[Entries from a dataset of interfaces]
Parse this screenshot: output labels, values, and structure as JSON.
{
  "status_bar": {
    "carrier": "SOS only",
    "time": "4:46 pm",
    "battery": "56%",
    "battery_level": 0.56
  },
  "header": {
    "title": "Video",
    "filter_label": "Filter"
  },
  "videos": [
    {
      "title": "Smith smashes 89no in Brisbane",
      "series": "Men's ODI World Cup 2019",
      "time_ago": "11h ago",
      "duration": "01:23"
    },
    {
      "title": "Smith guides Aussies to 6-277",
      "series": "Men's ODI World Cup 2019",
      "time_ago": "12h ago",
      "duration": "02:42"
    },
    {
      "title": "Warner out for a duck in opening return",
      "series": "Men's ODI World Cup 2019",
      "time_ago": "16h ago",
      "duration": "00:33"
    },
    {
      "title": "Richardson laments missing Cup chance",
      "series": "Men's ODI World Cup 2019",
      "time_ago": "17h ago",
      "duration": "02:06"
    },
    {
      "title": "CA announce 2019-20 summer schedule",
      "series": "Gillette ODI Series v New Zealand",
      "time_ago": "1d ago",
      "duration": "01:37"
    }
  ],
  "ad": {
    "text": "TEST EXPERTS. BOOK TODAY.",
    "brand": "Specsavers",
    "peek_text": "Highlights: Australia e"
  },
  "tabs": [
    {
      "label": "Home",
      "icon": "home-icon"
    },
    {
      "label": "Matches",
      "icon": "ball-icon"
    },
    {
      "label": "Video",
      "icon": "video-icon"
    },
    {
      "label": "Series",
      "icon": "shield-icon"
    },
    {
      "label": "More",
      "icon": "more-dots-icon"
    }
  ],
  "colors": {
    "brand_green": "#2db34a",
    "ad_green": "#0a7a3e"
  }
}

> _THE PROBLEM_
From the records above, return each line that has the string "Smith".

> _EXERCISE RESULT_
      "title": "Smith smashes 89no in Brisbane",
      "title": "Smith guides Aussies to 6-277",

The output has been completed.